FASTFACT

80%

Coal, gas and oil are still expected to contribute around 80 percent of primary energy supply by 2040.

“This investment figure only has tiny proportions allocated to the promise of the Paris Agreement targets. Some jurisdictions, such as the EU, have doubled down on green goals, but it is currently up in the air in the US and China,” he added.

One obstacle is that more than half the world’s existing energy and industrial capacity — power, cement, refining, chemicals and vehicles — is young and has decades left to run its course.

Coal, gas and oil are still expected to contribute around 80 percent of primary energy supply by 2040 — far higher than the 50 percent maximum needed for the world to reach net zero carbon emissions by 2050.

Although there is increasing renewables generation, it is not enough and incentives are needed for investments in carbon capture, use and storage and green hydrogen.


Britain, EU tell each other to move on trade

Updated 20 October 2020

Britain, EU tell each other to move on trade

  • Both sides call on each other to protect billions of dollars of trade between the neighbors

BRUSSELS: Britain and the EU said on Monday the door was still open for a deal on their post-Brexit relationship, calling on each other to compromise to find a way to protect billions of dollars of trade between the neighbors.

With just over two months before Britain ends a status quo transition arrangement with the EU, talks on a trade deal are deadlocked, with neither wanting to move first to offer concessions.

A no-deal finale to Britain’s five-year Brexit drama would disrupt the operations of manufacturers, retailers, farmers and nearly every other sector — just as the economic hit from the coronavirus pandemic worsens.

European Commission Vice President Maros Sefcovic repeated on Monday that the EU still wanted a trade deal but not “at any cost” after British Prime Minister Boris Johnson said on Friday there was no point in continuing talks.

“It has to be a fair agreement for both sides — we are not going to sign an agreement at any cost,” Sefcovic told reporters after meeting Michael Gove, Britain’s point man on the existing divorce agreement, in London.

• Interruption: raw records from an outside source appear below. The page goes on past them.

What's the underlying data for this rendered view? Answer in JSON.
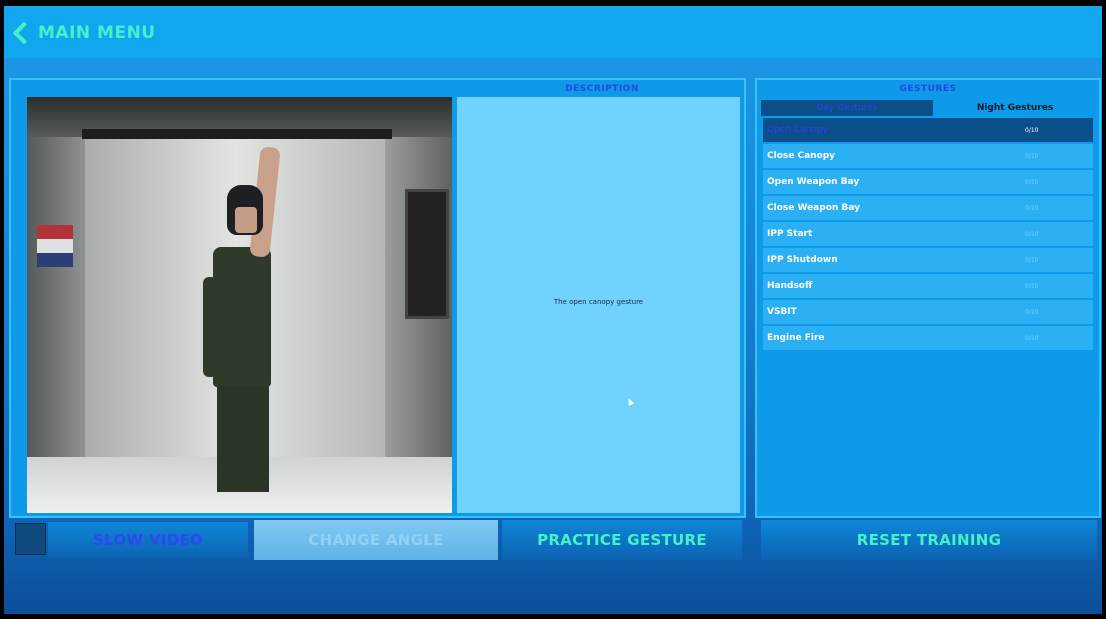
{
  "header": {
    "back_label": "MAIN MENU"
  },
  "description": {
    "title": "DESCRIPTION",
    "text": "The open canopy gesture"
  },
  "controls": {
    "slow_video": "SLOW VIDEO",
    "change_angle": "CHANGE ANGLE",
    "practice_gesture": "PRACTICE GESTURE",
    "reset_training": "RESET TRAINING"
  },
  "gestures": {
    "title": "GESTURES",
    "tabs": [
      {
        "label": "Day Gestures",
        "active": true
      },
      {
        "label": "Night Gestures",
        "active": false
      }
    ],
    "items": [
      {
        "name": "Open Canopy",
        "score": "0/10"
      },
      {
        "name": "Close Canopy",
        "score": "0/10"
      },
      {
        "name": "Open Weapon Bay",
        "score": "0/10"
      },
      {
        "name": "Close Weapon Bay",
        "score": "0/10"
      },
      {
        "name": "IPP Start",
        "score": "0/10"
      },
      {
        "name": "IPP Shutdown",
        "score": "0/10"
      },
      {
        "name": "Handsoff",
        "score": "0/10"
      },
      {
        "name": "VSBIT",
        "score": "0/10"
      },
      {
        "name": "Engine Fire",
        "score": "0/10"
      }
    ],
    "selected_index": 0
  },
  "colors": {
    "accent": "#46f0c8",
    "panel": "#0d9ae8",
    "label_blue": "#2b46e8"
  }
}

“The EU is ready to work until the last minute for a good agreement for both parties,” Sefcovic said.

Britain, increasingly frustrated by the EU’s refusal to start text-based talks, called on the bloc to make the first move, with its housing minister saying that Brussels only had to make “some relatively small but important changes.”

Housing Secretary Robert Jenrick called on the EU to “go that extra mile, to come closer to us on the points that remain for discussion.”

A spokesman for Johnson again ruled out prolonging any negotiation beyond the end of this year, when the transition period runs out, saying the EU “must be ready to discuss the detailed legal text of a treaty in all areas with a genuine wish to respect UK sovereignty and independence.”

EU chief negotiator Michel Barnier had been due in London for talks with British counterpart David Frost this week. Instead, they will now speak by telephone on Monday to discuss the structure of future talks, Barnier’s spokesman said.

Negotiations broke down on Thursday, when the EU demanded Britain give ground. Issues still to be resolved include fair competition rules, including state aid and fisheries. EU diplomats and officials cast Johnson’s move as a frantic bid to secure concessions before a last-minute deal was done, and European leaders have asked Barnier to continue talks.

British officials have repeatedly said any deal has to honor Britain’s new status as a sovereign country and not try to tie it to EU rules and regulations.

German Chancellor Angela Merkel said compromises on both sides would be needed. French President Emmanuel Macron said Britain needed a deal more than the 27-nation EU.

Britain is launching a campaign this week urging businesses to step up preparations for a no-deal departure. In a statement accompanying the launch, Gove says: “Make no mistake, there are changes coming in just 75 days and time is running out for businesses to act.”

More than 70 British business groups representing over 7 million workers on Sunday urged politicians to get back to the negotiating table next week and strike a deal.